Plants in Action was written by plant scientists from Australia and New Zealand as a plant biology book for senior undergraduates and a resource for postgraduates and early-career research scientists.

The complete revision of Plants in Action text book to Plants in Action2 a fully edited peer-reviewed wiki is currently underway with completion expected by late 2015.  Comments and volunteer contributions are welcome. These can be made by contacting the editorial team listed on the home page of Plants in Action2

Open access web resources are transforming education, and Plants in Action was one of the first plant science textbook contributing to this unrestricted sharing of scientific knowledge. This first stage of the Plants in Action2 web project is made possible by generous sponsorship of the Australian Centre for International Agricultural Research (ACIAR) and the University of Queensland.

The overall structure of the first edition Plants in Action will remain. Additional chapters will also be added, including on pathogen resistance mechanisms and emerging issues of global resources and climate change. Examples and case studies will be extended from the Australasian region to also include some from Asia and Africa.

Six chapters of the new edition have been completed, with others to appear soon. The link to the new edition (in progress) is:


History of Plants in Action

Plants in Action: Adaptation in Nature — Performance in Cultivation was edited by Brian Atwell, Paul Kriedemann & Colin Turnbull. This was written and edited by members of the Australian and New Zealand societies of plant sciences. This textbook was published in 1999 by Macmillan Education Australia Pty Ltd, and won the Australian Publishers Award for the best tertiary textbook for 1999 in competition with all other tertiary texts published in Australia that year.

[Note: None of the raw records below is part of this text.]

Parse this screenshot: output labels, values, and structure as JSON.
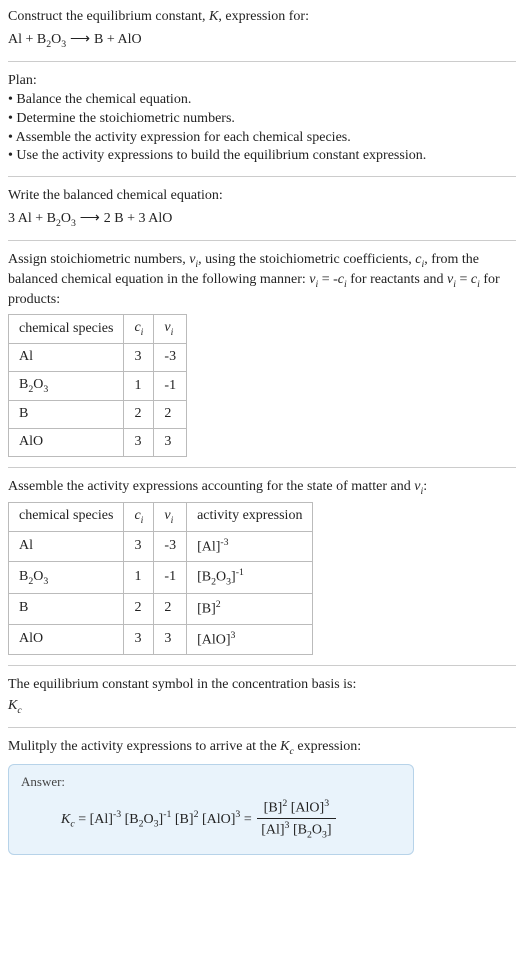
{
  "intro": {
    "line1a": "Construct the equilibrium constant, ",
    "K": "K",
    "line1b": ", expression for:",
    "eq_lhs": "Al + B",
    "eq_sub1": "2",
    "eq_mid1": "O",
    "eq_sub2": "3",
    "arrow": " ⟶ ",
    "eq_rhs": "B + AlO"
  },
  "plan": {
    "title": "Plan:",
    "b1": "• Balance the chemical equation.",
    "b2": "• Determine the stoichiometric numbers.",
    "b3": "• Assemble the activity expression for each chemical species.",
    "b4": "• Use the activity expressions to build the equilibrium constant expression."
  },
  "balanced": {
    "label": "Write the balanced chemical equation:",
    "lhs1": "3 Al + B",
    "sub1": "2",
    "mid1": "O",
    "sub2": "3",
    "arrow": " ⟶ ",
    "rhs": "2 B + 3 AlO"
  },
  "assign": {
    "p1a": "Assign stoichiometric numbers, ",
    "nu": "ν",
    "isub": "i",
    "p1b": ", using the stoichiometric coefficients, ",
    "c": "c",
    "p1c": ", from the balanced chemical equation in the following manner: ",
    "rel1a": "ν",
    "rel1b": " = -",
    "rel1c": "c",
    "p1d": " for reactants and ",
    "rel2a": "ν",
    "rel2b": " = ",
    "rel2c": "c",
    "p1e": " for products:"
  },
  "table1": {
    "h1": "chemical species",
    "h2": "c",
    "h3": "ν",
    "rows": [
      {
        "sp_a": "Al",
        "sp_b": "",
        "sp_c": "",
        "sp_d": "",
        "c": "3",
        "nu": "-3"
      },
      {
        "sp_a": "B",
        "sp_b": "2",
        "sp_c": "O",
        "sp_d": "3",
        "c": "1",
        "nu": "-1"
      },
      {
        "sp_a": "B",
        "sp_b": "",
        "sp_c": "",
        "sp_d": "",
        "c": "2",
        "nu": "2"
      },
      {
        "sp_a": "AlO",
        "sp_b": "",
        "sp_c": "",
        "sp_d": "",
        "c": "3",
        "nu": "3"
      }
    ]
  },
  "assemble": {
    "text_a": "Assemble the activity expressions accounting for the state of matter and ",
    "nu": "ν",
    "isub": "i",
    "text_b": ":"
  },
  "table2": {
    "h1": "chemical species",
    "h2": "c",
    "h3": "ν",
    "h4": "activity expression",
    "rows": [
      {
        "sp_a": "Al",
        "sp_b": "",
        "sp_c": "",
        "sp_d": "",
        "c": "3",
        "nu": "-3",
        "ae_a": "[Al]",
        "ae_sup": "-3"
      },
      {
        "sp_a": "B",
        "sp_b": "2",
        "sp_c": "O",
        "sp_d": "3",
        "c": "1",
        "nu": "-1",
        "ae_a": "[B",
        "ae_sub1": "2",
        "ae_b": "O",
        "ae_sub2": "3",
        "ae_c": "]",
        "ae_sup": "-1"
      },
      {
        "sp_a": "B",
        "sp_b": "",
        "sp_c": "",
        "sp_d": "",
        "c": "2",
        "nu": "2",
        "ae_a": "[B]",
        "ae_sup": "2"
      },
      {
        "sp_a": "AlO",
        "sp_b": "",
        "sp_c": "",
        "sp_d": "",
        "c": "3",
        "nu": "3",
        "ae_a": "[AlO]",
        "ae_sup": "3"
      }
    ]
  },
  "symboltext": {
    "line1": "The equilibrium constant symbol in the concentration basis is:",
    "K": "K",
    "csub": "c"
  },
  "multiply": {
    "text_a": "Mulitply the activity expressions to arrive at the ",
    "K": "K",
    "csub": "c",
    "text_b": " expression:"
  },
  "answer": {
    "label": "Answer:",
    "K": "K",
    "csub": "c",
    "eq": " = ",
    "t1": "[Al]",
    "e1": "-3",
    "t2": " [B",
    "s2a": "2",
    "t2b": "O",
    "s2b": "3",
    "t2c": "]",
    "e2": "-1",
    "t3": " [B]",
    "e3": "2",
    "t4": " [AlO]",
    "e4": "3",
    "eq2": " = ",
    "num_a": "[B]",
    "num_e1": "2",
    "num_b": " [AlO]",
    "num_e2": "3",
    "den_a": "[Al]",
    "den_e1": "3",
    "den_b": " [B",
    "den_s1": "2",
    "den_c": "O",
    "den_s2": "3",
    "den_d": "]"
  }
}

Plants in Action explores the principles underlying plant biology in natural and managed communities throughout Australasia. By providing up-to-date and useful perspectives on plant science, this book appeals to upper level undergraduates in tertiary institutes where plant physiology forms part of a degree in Agriculture, Horticulture, Forestry and Environmental Sciences. Postgraduate students as well as professional plant scientists will also find much useful source material in this textbook that is richly illustrated with original data.